By Monobina Gupta
Oct 4, 2012
Is the west being hypocritical in its selective response to the debate on freedom of expression? This is a loaded question that seems to defy easy answers. The violence triggered by an amateur film on Islam has been under public glare for two reasons: first, the scale of the violence; and second, the issue of freedom of expression.
But what caught much less attention is another recent incident of a controversial religious representation, this time in the western world, which poses the same question about expression.
The poster campaign of a clothes company representing an unusual version of Leonardo da Vinci's Last Supper has been banned in Milan, while the Catholic Church in France has secured a court injunction to ban the same image. The court judgment described the representation as "a gratuitous and aggressive act of intrusion on people's innermost beliefs". It has been criticised for playing with the very basics of Christian belief. A parody of such theological symbols, it has been said, can't be done for "commercial ends without offending the religious sensitivities of at least part of the population".
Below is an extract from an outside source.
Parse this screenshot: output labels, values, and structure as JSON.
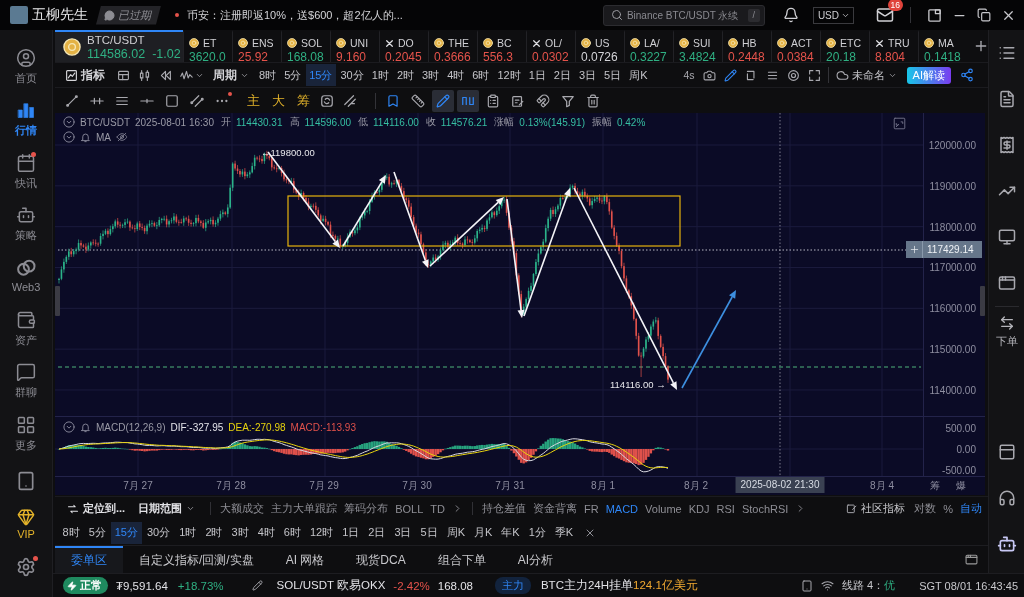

So what had triggered such punitive state action? Created by Marithe and Francois Gribaud, French fashion designers, the advertisement has a gaggle of women, dressed in the company's designer chic, seated around a long table as Christ and his apostles. A man, probably John the Apostle, is sitting on a woman's lap, in low slung jeans and bare torso.
It could be argued that such radical representation of an iconic painting, which has in many ways come to define Christian imagery, could offend the sensibilities of devout Christians. Yet, it must be remembered that the 'offending' image is an adaptation of a painting and not the Holy Bible.
Brushing aside the company's defence of its work as a 'tribute to women', the authorities concerned have taken off the poster, which, for weeks, was plastered on billboards in cities like Paris and New York.
Clearly, countries like France and Italy seem to stick to different standards when it comes to their own religion. The pertinent question, therefore, is: doesn't censorship of creative work, regardless of religion and community sentiments, negate the very principle of unqualified espousal of freedom of expression?
However discomfiting it may be, the right to offend is imminent in this principle. Innocence of Muslims ignited so much violence precisely because it offended the devout Muslim just the way the 'sacrilegious' Last Supper image offended sections of Catholics. Equality before law would necessitate either banning both the works or allowing them to flourish.
That, however, is not how it's played out in the west. When Muslim populations protest cartoons of the Prophet or films insulting Islam and its practices, supposedly liberal regimes respond with an unequivocal espousal of the right of offend. In other words, by resisting bans and censorship fiats. The right to freedom of expression, if honoured in letter and spirit, however, should apply to all such controversial cases, regardless of religion and country.
But this is where hypocrisy sneaks in. It seems Muslims are not the only ones to give religion primacy over freedom of expression and liberty. They are not the only ones to consider blasphemy a serious crime that shouldn't go unpunished. Till 2008, Christians in UK had the legal protection under blasphemy laws forbidding the publication of "contemptuous, reviling, scurrilous or ludicrous matter relating to God, Jesus Christ or the formularies of the Church of England".
Many European countries have outlawed Holocaust denial, display of the swastika, and forms of 'anti-Semitic' speech - even in academic and research work. This includes any minimising or trivialising of Nazi atrocities. These bans also cover crimes by communists in Hungary, Poland and the Czech Republic, the violation even attracting a five-year imprisonment.
Germany has laws to punish any person 'insulting' or 'defaming segments of the population'. The Netherlands has outlawed any matter that might verbally, in writing or through images deliberately offend groups of people based on their race, religion, beliefs or sexual orientation.
These legal measures show how perhaps free speech is never free. As philosopher Stanley Fish points out, "The only condition in which free speech would be realisable is if the speech didn't mean anything. Free speech is speech that doesn't mean anything. Once meaning, assertion and predication get into the act, the condition of freedom has already been lost."